◆ **Exercise objective**
If a line holds the word "توقيع", copy it from the entries.

◆ **Listed entries**
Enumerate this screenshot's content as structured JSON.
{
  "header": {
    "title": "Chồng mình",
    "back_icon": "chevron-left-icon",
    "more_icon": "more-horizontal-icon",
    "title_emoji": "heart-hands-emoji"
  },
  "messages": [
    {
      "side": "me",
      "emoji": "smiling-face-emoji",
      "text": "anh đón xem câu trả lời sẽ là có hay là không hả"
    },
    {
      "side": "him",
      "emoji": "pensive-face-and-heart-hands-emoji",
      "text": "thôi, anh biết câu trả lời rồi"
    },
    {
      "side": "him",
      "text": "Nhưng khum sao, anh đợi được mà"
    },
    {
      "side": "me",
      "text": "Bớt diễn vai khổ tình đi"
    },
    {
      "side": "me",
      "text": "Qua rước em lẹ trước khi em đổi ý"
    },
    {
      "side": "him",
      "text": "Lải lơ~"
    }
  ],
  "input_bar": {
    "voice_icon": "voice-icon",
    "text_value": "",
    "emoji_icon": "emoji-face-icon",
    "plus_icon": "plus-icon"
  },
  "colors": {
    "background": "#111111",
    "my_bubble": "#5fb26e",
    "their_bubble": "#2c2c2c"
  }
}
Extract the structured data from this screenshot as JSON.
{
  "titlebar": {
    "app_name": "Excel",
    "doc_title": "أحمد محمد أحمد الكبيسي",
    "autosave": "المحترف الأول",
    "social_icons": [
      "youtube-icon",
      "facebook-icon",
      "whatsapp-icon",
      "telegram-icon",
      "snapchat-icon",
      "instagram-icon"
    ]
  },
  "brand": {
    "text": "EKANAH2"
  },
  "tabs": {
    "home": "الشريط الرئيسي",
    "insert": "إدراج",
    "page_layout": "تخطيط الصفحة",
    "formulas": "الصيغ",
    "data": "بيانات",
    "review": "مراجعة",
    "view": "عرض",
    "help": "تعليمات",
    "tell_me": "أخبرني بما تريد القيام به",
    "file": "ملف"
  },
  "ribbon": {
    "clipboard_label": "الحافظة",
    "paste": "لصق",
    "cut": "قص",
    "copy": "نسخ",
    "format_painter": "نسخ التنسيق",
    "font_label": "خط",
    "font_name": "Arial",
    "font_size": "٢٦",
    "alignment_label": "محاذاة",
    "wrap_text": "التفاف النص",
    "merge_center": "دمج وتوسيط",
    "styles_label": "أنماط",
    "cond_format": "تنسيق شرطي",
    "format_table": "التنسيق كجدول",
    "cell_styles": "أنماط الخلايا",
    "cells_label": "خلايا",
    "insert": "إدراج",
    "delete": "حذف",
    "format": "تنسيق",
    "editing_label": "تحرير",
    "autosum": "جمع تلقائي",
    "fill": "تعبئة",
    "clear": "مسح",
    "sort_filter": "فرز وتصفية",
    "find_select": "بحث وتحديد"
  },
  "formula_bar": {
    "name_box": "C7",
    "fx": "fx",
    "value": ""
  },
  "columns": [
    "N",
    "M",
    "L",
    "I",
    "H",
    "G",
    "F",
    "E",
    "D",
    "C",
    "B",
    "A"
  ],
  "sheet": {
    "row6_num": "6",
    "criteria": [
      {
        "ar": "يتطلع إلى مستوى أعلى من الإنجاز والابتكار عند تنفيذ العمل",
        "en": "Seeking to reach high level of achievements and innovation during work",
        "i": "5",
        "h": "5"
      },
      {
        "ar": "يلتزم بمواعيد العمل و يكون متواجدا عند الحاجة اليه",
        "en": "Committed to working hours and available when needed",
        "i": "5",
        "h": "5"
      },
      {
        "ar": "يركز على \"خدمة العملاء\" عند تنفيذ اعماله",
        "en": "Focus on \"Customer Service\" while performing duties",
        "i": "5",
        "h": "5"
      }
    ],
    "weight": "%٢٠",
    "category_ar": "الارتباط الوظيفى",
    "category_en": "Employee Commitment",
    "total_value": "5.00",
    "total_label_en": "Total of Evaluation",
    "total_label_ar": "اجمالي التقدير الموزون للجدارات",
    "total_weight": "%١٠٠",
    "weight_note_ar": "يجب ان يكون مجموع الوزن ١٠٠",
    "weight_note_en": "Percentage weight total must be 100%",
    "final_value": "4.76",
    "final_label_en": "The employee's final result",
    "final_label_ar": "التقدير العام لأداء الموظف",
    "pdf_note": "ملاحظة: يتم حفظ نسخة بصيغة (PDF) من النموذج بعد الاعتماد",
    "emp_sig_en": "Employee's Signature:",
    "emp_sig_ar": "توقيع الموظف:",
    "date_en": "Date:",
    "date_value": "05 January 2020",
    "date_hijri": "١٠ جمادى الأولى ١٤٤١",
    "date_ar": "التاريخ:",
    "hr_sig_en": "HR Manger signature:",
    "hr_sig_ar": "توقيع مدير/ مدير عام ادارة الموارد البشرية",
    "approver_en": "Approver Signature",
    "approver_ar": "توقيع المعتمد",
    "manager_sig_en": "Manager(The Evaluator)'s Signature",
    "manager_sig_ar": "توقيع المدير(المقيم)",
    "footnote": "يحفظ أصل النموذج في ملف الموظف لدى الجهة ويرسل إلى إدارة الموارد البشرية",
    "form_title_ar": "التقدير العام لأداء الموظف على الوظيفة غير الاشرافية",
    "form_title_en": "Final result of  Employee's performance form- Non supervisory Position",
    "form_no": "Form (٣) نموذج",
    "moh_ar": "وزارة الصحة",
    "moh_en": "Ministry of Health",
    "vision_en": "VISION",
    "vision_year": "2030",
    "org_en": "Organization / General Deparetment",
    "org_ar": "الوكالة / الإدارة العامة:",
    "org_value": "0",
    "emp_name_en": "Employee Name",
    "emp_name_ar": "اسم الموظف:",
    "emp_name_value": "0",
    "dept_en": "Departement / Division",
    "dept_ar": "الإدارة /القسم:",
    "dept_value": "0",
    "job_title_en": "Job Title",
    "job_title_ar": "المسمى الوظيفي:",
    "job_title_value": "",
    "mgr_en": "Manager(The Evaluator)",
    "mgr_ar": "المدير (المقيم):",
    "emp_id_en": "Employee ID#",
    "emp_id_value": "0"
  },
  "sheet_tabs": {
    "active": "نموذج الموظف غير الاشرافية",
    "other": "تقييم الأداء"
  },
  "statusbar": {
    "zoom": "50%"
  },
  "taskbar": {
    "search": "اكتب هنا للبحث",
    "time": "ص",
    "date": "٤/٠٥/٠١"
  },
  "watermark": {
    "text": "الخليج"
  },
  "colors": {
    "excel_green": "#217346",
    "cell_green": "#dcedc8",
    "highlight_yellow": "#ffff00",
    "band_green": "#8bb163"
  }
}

◆ **Task result**
    "emp_sig_ar": "توقيع الموظف:",
    "hr_sig_ar": "توقيع مدير/ مدير عام ادارة الموارد البشرية",
    "approver_ar": "توقيع المعتمد",
    "manager_sig_ar": "توقيع المدير(المقيم)",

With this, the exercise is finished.